— Exercise inputs —
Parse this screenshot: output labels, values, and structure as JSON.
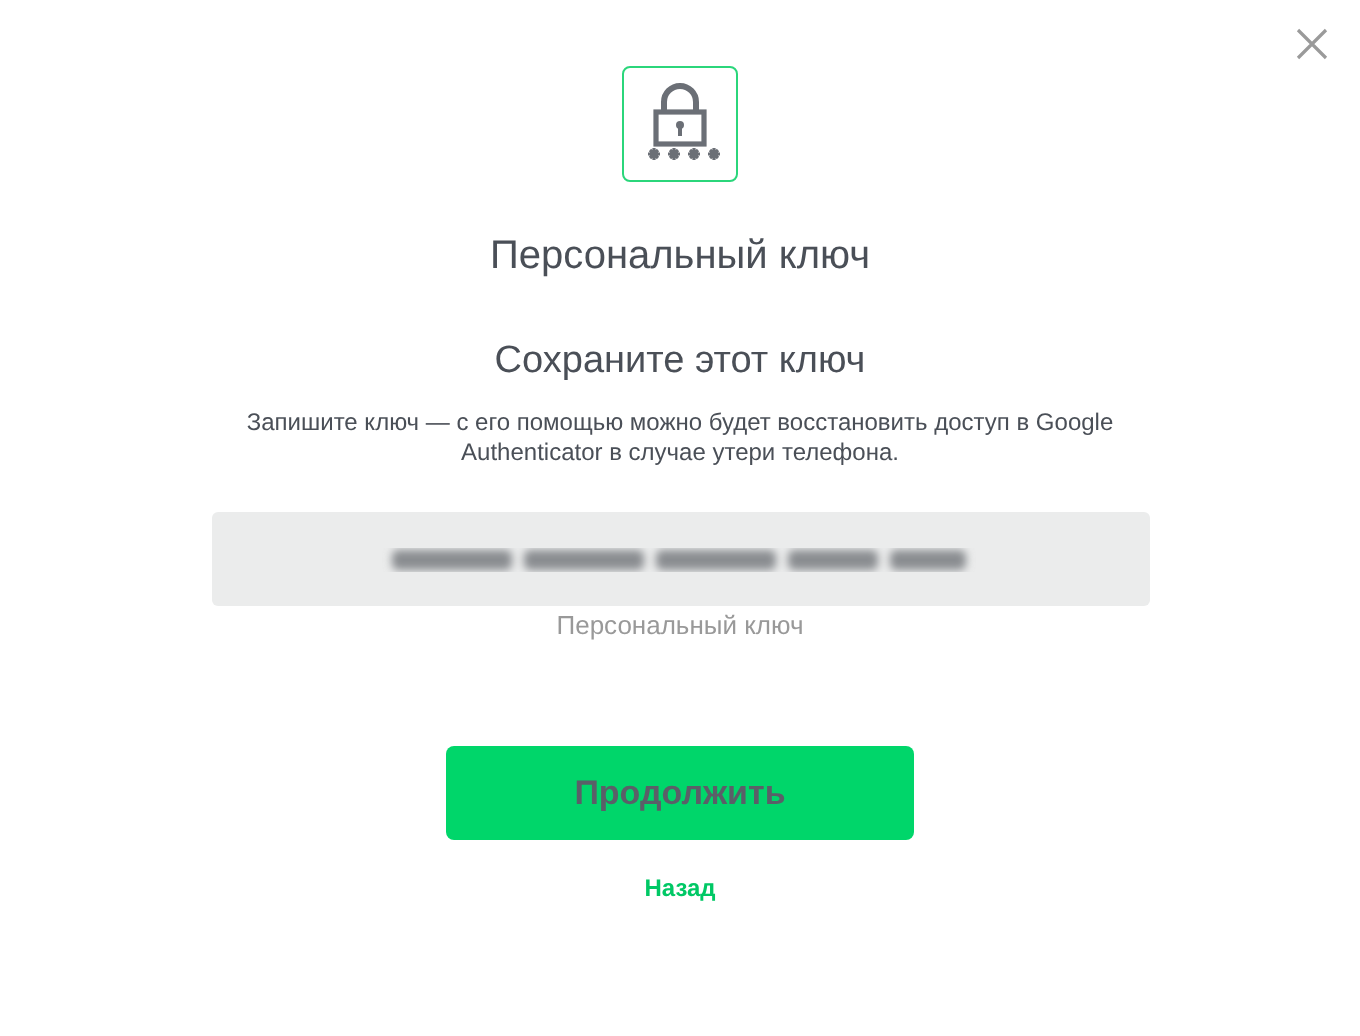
{
  "title": "Персональный ключ",
  "subtitle": "Сохраните этот ключ",
  "description": "Запишите ключ — с его помощью можно будет восстановить доступ в Google Authenticator в случае утери телефона.",
  "key_field": {
    "label": "Персональный ключ"
  },
  "buttons": {
    "primary": "Продолжить",
    "back": "Назад"
  }
}
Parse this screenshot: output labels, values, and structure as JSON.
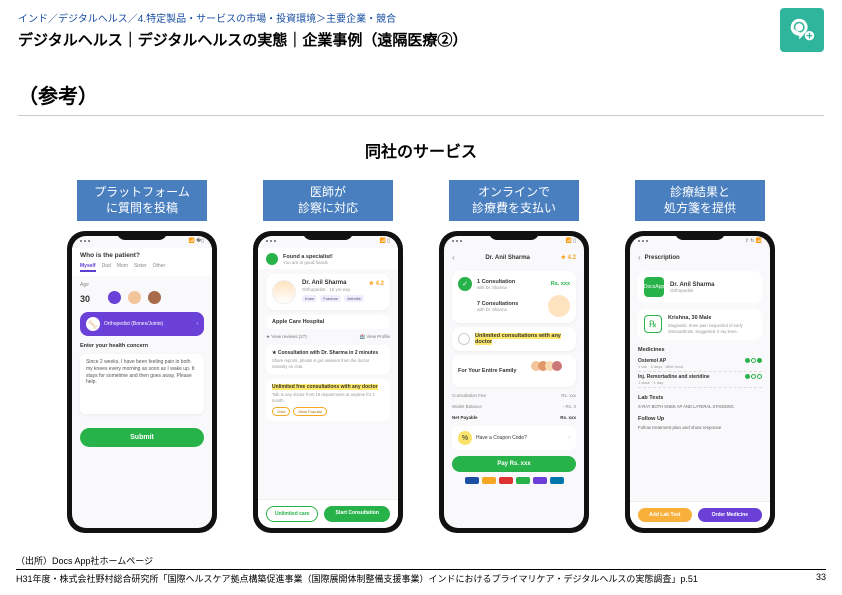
{
  "breadcrumb": "インド／デジタルヘルス／4.特定製品・サービスの市場・投資環境＞主要企業・競合",
  "title": "デジタルヘルス｜デジタルヘルスの実態｜企業事例（遠隔医療②）",
  "ref": "（参考）",
  "service_title": "同社のサービス",
  "columns": [
    {
      "label": "プラットフォーム\nに質問を投稿"
    },
    {
      "label": "医師が\n診察に対応"
    },
    {
      "label": "オンラインで\n診療費を支払い"
    },
    {
      "label": "診療結果と\n処方箋を提供"
    }
  ],
  "s1": {
    "question": "Who is the patient?",
    "tabs": [
      "Myself",
      "Dad",
      "Mom",
      "Sister",
      "Other"
    ],
    "age_label": "Age",
    "age_value": "30",
    "banner": "Orthopedist (Bones/Joints)",
    "concern_label": "Enter your health concern",
    "concern_text": "Since 2 weeks, I have been feeling pain in both my knees every morning as soon as I wake up. It stays for sometime and then goes away. Please help.",
    "submit": "Submit"
  },
  "s2": {
    "head": "Found a specialist!",
    "head_sub": "You are in good hands",
    "doc_name": "Dr. Anil Sharma",
    "doc_sub": "Orthopedist · 15 yrs exp",
    "rating": "★ 4.2",
    "chips": [
      "Knee",
      "Fracture",
      "Arthritis"
    ],
    "hospital": "Apple Care Hospital",
    "line_l": "★ View reviews (27)",
    "line_r": "🏥 View Profile",
    "block1_t": "★ Consultation with Dr. Sharma in 2 minutes",
    "block1_note": "Share reports, photos & get answers from the doctor instantly on chat.",
    "block2_t": "Unlimited free consultations with any doctor",
    "block2_note": "Talk to any doctor from 18 departments at anytime for 1 month.",
    "tags": [
      "Gold",
      "Most Popular"
    ],
    "btn_out": "Unlimited care",
    "btn_fill": "Start Consultation"
  },
  "s3": {
    "doc_name": "Dr. Anil Sharma",
    "rating": "★ 4.2",
    "t1": "1 Consultation",
    "t1s": "with Dr. Sharma",
    "p1": "Rs. xxx",
    "t2": "7 Consultations",
    "t2s": "with Dr. Sharma",
    "t3": "Unlimited consultations with any doctor",
    "fam_t": "For Your Entire Family",
    "fee_l": "Consultation Fee",
    "fee_r": "Rs. xxx",
    "bal_l": "Wallet Balance",
    "bal_r": "- Rs. 0",
    "net_l": "Net Payable",
    "net_r": "Rs. xxx",
    "coupon": "Have a Coupon Code?",
    "paybtn": "Pay Rs. xxx"
  },
  "s4": {
    "title": "Prescription",
    "doc": "DocsApp",
    "doc_name": "Dr. Anil Sharma",
    "rx_name": "Krishna, 30 Male",
    "rx_diag": "Diagnosis: Knee pain suspected of early Osteoarthritis. Suggested X-ray knee.",
    "med_sec": "Medicines",
    "med1": "Ostemol AP",
    "med1d": "1 tab · 3 days · After food",
    "med2": "Inj. Remortadine and steridine",
    "med2d": "1 dose · 1 day",
    "test_sec": "Lab Tests",
    "test1": "X-RAY BOTH KNEE AP AND LATERAL STANDING",
    "follow_sec": "Follow Up",
    "follow": "Follow treatment plan and show response",
    "btn_y": "Add Lab Test",
    "btn_p": "Order Medicine"
  },
  "source": "（出所）Docs App社ホームページ",
  "footer_left": "H31年度・株式会社野村総合研究所「国際ヘルスケア拠点構築促進事業（国際展開体制整備支援事業）インドにおけるプライマリケア・デジタルヘルスの実態調査」p.51",
  "page_number": "33"
}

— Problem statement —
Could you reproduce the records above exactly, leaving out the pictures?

— Written answer —
Parse this screenshot: output labels, values, and structure as JSON.
{
  "title": "Персональный ключ",
  "subtitle": "Сохраните этот ключ",
  "description": "Запишите ключ — с его помощью можно будет восстановить доступ в Google Authenticator в случае утери телефона.",
  "key_field": {
    "label": "Персональный ключ"
  },
  "buttons": {
    "primary": "Продолжить",
    "back": "Назад"
  }
}
Parse this screenshot: output labels, values, and structure as JSON.
{
  "breadcrumb": "インド／デジタルヘルス／4.特定製品・サービスの市場・投資環境＞主要企業・競合",
  "title": "デジタルヘルス｜デジタルヘルスの実態｜企業事例（遠隔医療②）",
  "ref": "（参考）",
  "service_title": "同社のサービス",
  "columns": [
    {
      "label": "プラットフォーム\nに質問を投稿"
    },
    {
      "label": "医師が\n診察に対応"
    },
    {
      "label": "オンラインで\n診療費を支払い"
    },
    {
      "label": "診療結果と\n処方箋を提供"
    }
  ],
  "s1": {
    "question": "Who is the patient?",
    "tabs": [
      "Myself",
      "Dad",
      "Mom",
      "Sister",
      "Other"
    ],
    "age_label": "Age",
    "age_value": "30",
    "banner": "Orthopedist (Bones/Joints)",
    "concern_label": "Enter your health concern",
    "concern_text": "Since 2 weeks, I have been feeling pain in both my knees every morning as soon as I wake up. It stays for sometime and then goes away. Please help.",
    "submit": "Submit"
  },
  "s2": {
    "head": "Found a specialist!",
    "head_sub": "You are in good hands",
    "doc_name": "Dr. Anil Sharma",
    "doc_sub": "Orthopedist · 15 yrs exp",
    "rating": "★ 4.2",
    "chips": [
      "Knee",
      "Fracture",
      "Arthritis"
    ],
    "hospital": "Apple Care Hospital",
    "line_l": "★ View reviews (27)",
    "line_r": "🏥 View Profile",
    "block1_t": "★ Consultation with Dr. Sharma in 2 minutes",
    "block1_note": "Share reports, photos & get answers from the doctor instantly on chat.",
    "block2_t": "Unlimited free consultations with any doctor",
    "block2_note": "Talk to any doctor from 18 departments at anytime for 1 month.",
    "tags": [
      "Gold",
      "Most Popular"
    ],
    "btn_out": "Unlimited care",
    "btn_fill": "Start Consultation"
  },
  "s3": {
    "doc_name": "Dr. Anil Sharma",
    "rating": "★ 4.2",
    "t1": "1 Consultation",
    "t1s": "with Dr. Sharma",
    "p1": "Rs. xxx",
    "t2": "7 Consultations",
    "t2s": "with Dr. Sharma",
    "t3": "Unlimited consultations with any doctor",
    "fam_t": "For Your Entire Family",
    "fee_l": "Consultation Fee",
    "fee_r": "Rs. xxx",
    "bal_l": "Wallet Balance",
    "bal_r": "- Rs. 0",
    "net_l": "Net Payable",
    "net_r": "Rs. xxx",
    "coupon": "Have a Coupon Code?",
    "paybtn": "Pay Rs. xxx"
  },
  "s4": {
    "title": "Prescription",
    "doc": "DocsApp",
    "doc_name": "Dr. Anil Sharma",
    "rx_name": "Krishna, 30 Male",
    "rx_diag": "Diagnosis: Knee pain suspected of early Osteoarthritis. Suggested X-ray knee.",
    "med_sec": "Medicines",
    "med1": "Ostemol AP",
    "med1d": "1 tab · 3 days · After food",
    "med2": "Inj. Remortadine and steridine",
    "med2d": "1 dose · 1 day",
    "test_sec": "Lab Tests",
    "test1": "X-RAY BOTH KNEE AP AND LATERAL STANDING",
    "follow_sec": "Follow Up",
    "follow": "Follow treatment plan and show response",
    "btn_y": "Add Lab Test",
    "btn_p": "Order Medicine"
  },
  "source": "（出所）Docs App社ホームページ",
  "footer_left": "H31年度・株式会社野村総合研究所「国際ヘルスケア拠点構築促進事業（国際展開体制整備支援事業）インドにおけるプライマリケア・デジタルヘルスの実態調査」p.51",
  "page_number": "33"
}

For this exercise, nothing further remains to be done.